Okay, so I’m ripping some of my old CDs via iTunes and I’ve only got one question:

When is someone in the Christian music biz going to get wise and start opening up the old catalogs for digital access?

Sweet Comfort BandRecently, I looked back over some “ancient,” decaying cassette tapes and started looking online for some of those classic songs. I put about two dozen of those songs into The iTunes Store and not a single one came up. There are so many classic bands and tunes from the 1970s through mid-1990s that are simply not available by any means. And that’s a crime. We stand to lose a true library of Christian music from that era if someone doesn’t get wise to collecting it into some digital format.

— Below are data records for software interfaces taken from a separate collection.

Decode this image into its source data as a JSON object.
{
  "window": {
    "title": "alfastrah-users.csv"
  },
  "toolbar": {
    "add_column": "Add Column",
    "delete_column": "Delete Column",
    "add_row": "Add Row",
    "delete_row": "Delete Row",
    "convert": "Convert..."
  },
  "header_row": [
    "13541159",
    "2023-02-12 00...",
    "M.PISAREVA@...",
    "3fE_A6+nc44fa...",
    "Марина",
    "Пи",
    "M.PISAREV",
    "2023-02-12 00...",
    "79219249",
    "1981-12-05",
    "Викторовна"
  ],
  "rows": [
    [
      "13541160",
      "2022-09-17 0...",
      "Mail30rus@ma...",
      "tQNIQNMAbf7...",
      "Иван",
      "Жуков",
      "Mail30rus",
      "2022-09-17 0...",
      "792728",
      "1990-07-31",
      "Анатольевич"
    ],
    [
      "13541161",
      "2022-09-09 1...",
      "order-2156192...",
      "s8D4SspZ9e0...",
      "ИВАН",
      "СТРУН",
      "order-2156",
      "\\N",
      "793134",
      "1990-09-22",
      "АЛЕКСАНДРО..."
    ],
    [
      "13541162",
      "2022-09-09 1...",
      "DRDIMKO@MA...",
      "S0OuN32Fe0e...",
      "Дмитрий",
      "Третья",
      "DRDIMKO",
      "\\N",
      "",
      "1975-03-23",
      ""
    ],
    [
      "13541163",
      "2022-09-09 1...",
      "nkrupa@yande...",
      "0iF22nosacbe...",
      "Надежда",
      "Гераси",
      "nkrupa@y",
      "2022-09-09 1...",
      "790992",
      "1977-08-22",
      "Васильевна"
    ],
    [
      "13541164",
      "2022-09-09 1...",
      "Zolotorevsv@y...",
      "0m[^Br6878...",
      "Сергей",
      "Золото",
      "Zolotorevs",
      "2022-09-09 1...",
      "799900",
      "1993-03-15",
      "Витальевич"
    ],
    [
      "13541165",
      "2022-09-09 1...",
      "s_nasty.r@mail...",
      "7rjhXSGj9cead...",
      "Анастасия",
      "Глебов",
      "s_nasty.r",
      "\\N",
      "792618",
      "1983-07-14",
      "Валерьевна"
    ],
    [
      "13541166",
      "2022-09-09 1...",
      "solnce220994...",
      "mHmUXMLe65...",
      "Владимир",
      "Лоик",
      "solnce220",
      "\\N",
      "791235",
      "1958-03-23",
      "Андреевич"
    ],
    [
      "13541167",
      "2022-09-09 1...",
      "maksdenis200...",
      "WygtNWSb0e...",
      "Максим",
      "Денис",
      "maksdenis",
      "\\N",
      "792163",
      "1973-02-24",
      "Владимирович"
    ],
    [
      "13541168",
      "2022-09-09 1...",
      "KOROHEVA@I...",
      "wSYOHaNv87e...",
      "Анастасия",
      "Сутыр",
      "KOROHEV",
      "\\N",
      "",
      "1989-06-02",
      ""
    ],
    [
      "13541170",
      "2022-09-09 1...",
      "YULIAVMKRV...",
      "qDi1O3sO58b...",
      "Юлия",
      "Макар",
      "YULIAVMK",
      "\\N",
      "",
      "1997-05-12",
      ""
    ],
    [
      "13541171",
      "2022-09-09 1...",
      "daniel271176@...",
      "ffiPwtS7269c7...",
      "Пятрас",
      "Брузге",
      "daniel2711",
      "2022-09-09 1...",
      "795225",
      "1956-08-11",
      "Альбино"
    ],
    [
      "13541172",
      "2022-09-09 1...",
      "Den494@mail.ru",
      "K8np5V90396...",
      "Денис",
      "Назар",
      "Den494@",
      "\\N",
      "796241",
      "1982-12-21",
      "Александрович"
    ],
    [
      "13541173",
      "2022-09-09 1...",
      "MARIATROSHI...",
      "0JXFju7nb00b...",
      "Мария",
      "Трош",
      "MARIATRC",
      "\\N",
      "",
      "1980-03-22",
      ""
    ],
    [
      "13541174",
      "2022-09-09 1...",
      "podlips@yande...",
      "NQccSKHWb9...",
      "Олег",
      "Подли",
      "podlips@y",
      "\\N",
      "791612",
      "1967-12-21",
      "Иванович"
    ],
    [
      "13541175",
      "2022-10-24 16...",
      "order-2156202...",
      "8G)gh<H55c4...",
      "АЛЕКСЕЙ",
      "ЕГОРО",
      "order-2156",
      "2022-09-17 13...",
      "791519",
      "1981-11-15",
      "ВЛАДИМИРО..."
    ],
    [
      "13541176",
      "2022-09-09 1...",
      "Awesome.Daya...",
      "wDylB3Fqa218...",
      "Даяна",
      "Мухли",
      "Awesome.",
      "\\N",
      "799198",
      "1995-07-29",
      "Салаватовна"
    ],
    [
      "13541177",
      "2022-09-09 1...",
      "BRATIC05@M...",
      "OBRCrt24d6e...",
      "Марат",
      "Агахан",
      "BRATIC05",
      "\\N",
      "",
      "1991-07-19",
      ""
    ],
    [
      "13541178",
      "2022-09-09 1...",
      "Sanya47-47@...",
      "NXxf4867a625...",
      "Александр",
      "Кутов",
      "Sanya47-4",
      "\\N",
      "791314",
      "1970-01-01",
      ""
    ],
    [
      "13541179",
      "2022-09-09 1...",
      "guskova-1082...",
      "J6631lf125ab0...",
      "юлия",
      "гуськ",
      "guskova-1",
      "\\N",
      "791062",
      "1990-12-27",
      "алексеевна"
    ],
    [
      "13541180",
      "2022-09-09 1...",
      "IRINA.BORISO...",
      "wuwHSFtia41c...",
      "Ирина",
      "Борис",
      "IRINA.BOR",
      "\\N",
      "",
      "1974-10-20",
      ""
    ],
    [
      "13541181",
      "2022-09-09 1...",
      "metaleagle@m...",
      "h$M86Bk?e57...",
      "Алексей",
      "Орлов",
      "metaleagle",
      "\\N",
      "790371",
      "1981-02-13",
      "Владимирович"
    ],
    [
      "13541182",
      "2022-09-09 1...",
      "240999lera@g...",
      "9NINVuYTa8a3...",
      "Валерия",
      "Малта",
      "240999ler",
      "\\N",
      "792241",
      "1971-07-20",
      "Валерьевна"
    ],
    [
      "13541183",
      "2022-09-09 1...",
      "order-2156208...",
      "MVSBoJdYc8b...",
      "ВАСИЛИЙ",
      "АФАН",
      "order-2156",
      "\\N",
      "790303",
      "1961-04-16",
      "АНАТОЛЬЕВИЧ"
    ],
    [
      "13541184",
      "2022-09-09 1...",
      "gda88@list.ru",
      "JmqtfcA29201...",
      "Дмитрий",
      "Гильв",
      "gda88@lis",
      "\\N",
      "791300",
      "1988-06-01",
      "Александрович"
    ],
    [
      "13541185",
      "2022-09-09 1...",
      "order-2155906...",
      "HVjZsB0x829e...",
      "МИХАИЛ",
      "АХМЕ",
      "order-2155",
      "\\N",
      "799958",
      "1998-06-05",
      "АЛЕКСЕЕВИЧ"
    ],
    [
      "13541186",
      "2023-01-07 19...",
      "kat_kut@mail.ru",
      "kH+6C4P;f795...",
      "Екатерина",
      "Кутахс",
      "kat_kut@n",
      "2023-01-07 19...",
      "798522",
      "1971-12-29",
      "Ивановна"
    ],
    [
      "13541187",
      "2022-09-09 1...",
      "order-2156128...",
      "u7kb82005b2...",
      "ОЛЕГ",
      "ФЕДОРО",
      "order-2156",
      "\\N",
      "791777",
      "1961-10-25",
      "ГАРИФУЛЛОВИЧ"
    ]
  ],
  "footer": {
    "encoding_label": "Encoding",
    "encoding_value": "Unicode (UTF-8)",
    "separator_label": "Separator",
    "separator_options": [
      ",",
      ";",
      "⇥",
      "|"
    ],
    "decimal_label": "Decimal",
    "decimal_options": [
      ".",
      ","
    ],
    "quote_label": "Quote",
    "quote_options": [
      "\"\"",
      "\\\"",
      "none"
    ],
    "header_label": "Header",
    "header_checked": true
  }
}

Albrecht, Roley & MooreI can’t get MP3 versions of far too many songs. One of my favorite songs of all time is Mark Heard’s own version of “Strong Hand of Love,” but the only downloadable version out there is a pale copy  (sorry, Bruce) by Bruce Cockburn. Anyone remember Albrecht, Roley & Moore? I’d love to get a copy of their song “Holiday Son,” but where? One of my favorite albums ever was Terry Talbot’s A Time to Laugh, a Time to Sing which has incredible songs like “Lamplighter” and “Father, Break Me,” as well as the truly funny “Bibleland.” Sadly, my copy of that album melted in a hot car and the tape I’d made of it finally snapped a couple years later. I still get a chill when Russ Taff belts out, “I’m goin’ down to the river, gonna be buried alive…” on The Imperials classic “Water Grave.” No hope of finding any of those available for download off the Web.

Terry Talbot & Barry McGuireAnd sure, you can probably find a recent compilation that features Dallas Holm’s “Rise Again,” but what if you like his classic “Here We Are” better? Good luck! Tear up every time you hear Billy Sprague’s version of his great “How Could You Say No?” or “I Never Should Have Left You” by Sweet Comfort Band? Remember Prodigal and their rockin’ number “Just What I Need”? Wanna compare Jacob’s Trouble’s version of “Door Into Summer” with the original Monkees version? Well maybe that’s going a little far, but you get my point.

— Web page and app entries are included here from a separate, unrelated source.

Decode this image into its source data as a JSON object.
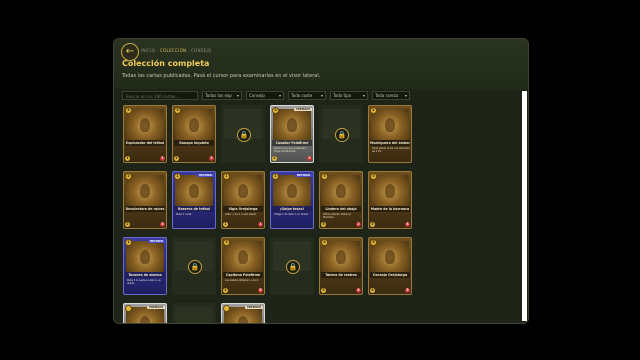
{
  "header": {
    "back_icon": "arrow-left-icon",
    "breadcrumb": {
      "home": "INICIO",
      "sep1": " · ",
      "current": "COLECCIÓN",
      "sep2": " · ",
      "sub": "CONSEJO"
    },
    "title": "Colección completa",
    "subtitle": "Todas las cartas publicadas. Pasá el cursor para examinarlas en el visor lateral."
  },
  "toolbar": {
    "search_placeholder": "Buscar en las 280 cartas...",
    "filters": [
      "Todas las exp",
      "Consejo",
      "Todo coste",
      "Todo tipo",
      "Toda rareza"
    ]
  },
  "cards": [
    {
      "name": "Explorador del trébol",
      "cost": "3",
      "atk": "1",
      "hp": "1",
      "style": "",
      "badge": "",
      "desc": ""
    },
    {
      "name": "Ganapo inquieto",
      "cost": "3",
      "atk": "2",
      "hp": "2",
      "style": "",
      "badge": "",
      "desc": ""
    },
    {
      "locked": true
    },
    {
      "name": "Cazador Palafirme",
      "cost": "3",
      "atk": "2",
      "hp": "2",
      "style": "silver",
      "badge": "PREMIUM",
      "desc": "Aliado a los que sustentan: Hojas de Baluarte."
    },
    {
      "locked": true
    },
    {
      "name": "Madriguera del ámbar",
      "cost": "2",
      "atk": "",
      "hp": "",
      "style": "",
      "badge": "",
      "desc": "Cada aliado entra con Voluntad de 1 PV."
    },
    {
      "name": "Recolectora de raíces",
      "cost": "2",
      "atk": "2",
      "hp": "3",
      "style": "",
      "badge": "",
      "desc": ""
    },
    {
      "name": "Reserva de trébol",
      "cost": "1",
      "atk": "",
      "hp": "",
      "style": "blue",
      "badge": "HECHIZO",
      "desc": "Roba 1 carta."
    },
    {
      "name": "Vigía Orejalarga",
      "cost": "1",
      "atk": "1",
      "hp": "1",
      "style": "",
      "badge": "",
      "desc": "Grito: +1/+1 a otro aliado."
    },
    {
      "name": "¡Golpe tosco!",
      "cost": "1",
      "atk": "",
      "hp": "",
      "style": "blue",
      "badge": "HECHIZO",
      "desc": "Inflige 1 de daño a un aliado."
    },
    {
      "name": "Lindero del abajo",
      "cost": "3",
      "atk": "3",
      "hp": "2",
      "style": "",
      "badge": "",
      "desc": "Último aliento: Roba un Plumillón."
    },
    {
      "name": "Madre de la barranca",
      "cost": "3",
      "atk": "3",
      "hp": "4",
      "style": "",
      "badge": "",
      "desc": ""
    },
    {
      "name": "Tocones de alarma",
      "cost": "1",
      "atk": "",
      "hp": "",
      "style": "blue",
      "badge": "HECHIZO",
      "desc": "Roba 1 si vuelve a aliar a un aliado."
    },
    {
      "locked": true
    },
    {
      "name": "Capitana Palafirme",
      "cost": "3",
      "atk": "2",
      "hp": "5",
      "style": "",
      "badge": "",
      "desc": "Los aliados obtienen +1/+1."
    },
    {
      "locked": true
    },
    {
      "name": "Tanera de rostros",
      "cost": "4",
      "atk": "3",
      "hp": "4",
      "style": "",
      "badge": "",
      "desc": ""
    },
    {
      "name": "Consejo Orejalarga",
      "cost": "5",
      "atk": "4",
      "hp": "5",
      "style": "",
      "badge": "",
      "desc": ""
    },
    {
      "name": "",
      "cost": "",
      "atk": "",
      "hp": "",
      "style": "silver",
      "badge": "PREMIUM",
      "desc": "",
      "partial": true
    },
    {
      "locked": true,
      "partial": true
    },
    {
      "name": "",
      "cost": "",
      "atk": "",
      "hp": "",
      "style": "silver",
      "badge": "PREMIUM",
      "desc": "",
      "partial": true
    }
  ],
  "colors": {
    "accent": "#f0cc56",
    "panel": "#1e2418",
    "hp": "#c83030"
  },
  "icons": {
    "lock": "lock-icon"
  }
}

Anyone who owns the old catalogs from Word Music, Sparrow, Benson, Light, or any of those classic labels, I think you’ve got a market out there that is going untapped. I know that I would pay good money to get some of these albums and songs. Some never made it to CD, but certainly master tapes exist somewhere.

There’s no good reason, either, that so many Christian artists are not available on iTunes or one of the other services. Too many partial catalogs exist, too. I mentioned Mark Heard—iTunes only has about half his albums. What gives on the other half?

Everyone knows that the MPAA is none too happy about copyrighted music being downloaded through sharing software. It’s wrong and Christians should not be doing it. That said, I’m guessing that some of the songs I’ve mentioned in this post were probably available online at some point through the old Napster and others. We just need legal sources—the artists or labels— to offer them for sale. I would buy them in a second if they existed.

With so much tuneless teeny-bopper drivel on most Christian radio stations, wouldn’t it be great to have some of those old catalogs available? The music from the time I became a Christian is precious to me, but it is slowly decaying and being lost forever.

How do we go about making this happen? Artists, labels…anyone listening?

(For a list of most of those old CCM artists and their discography, check out this and this.)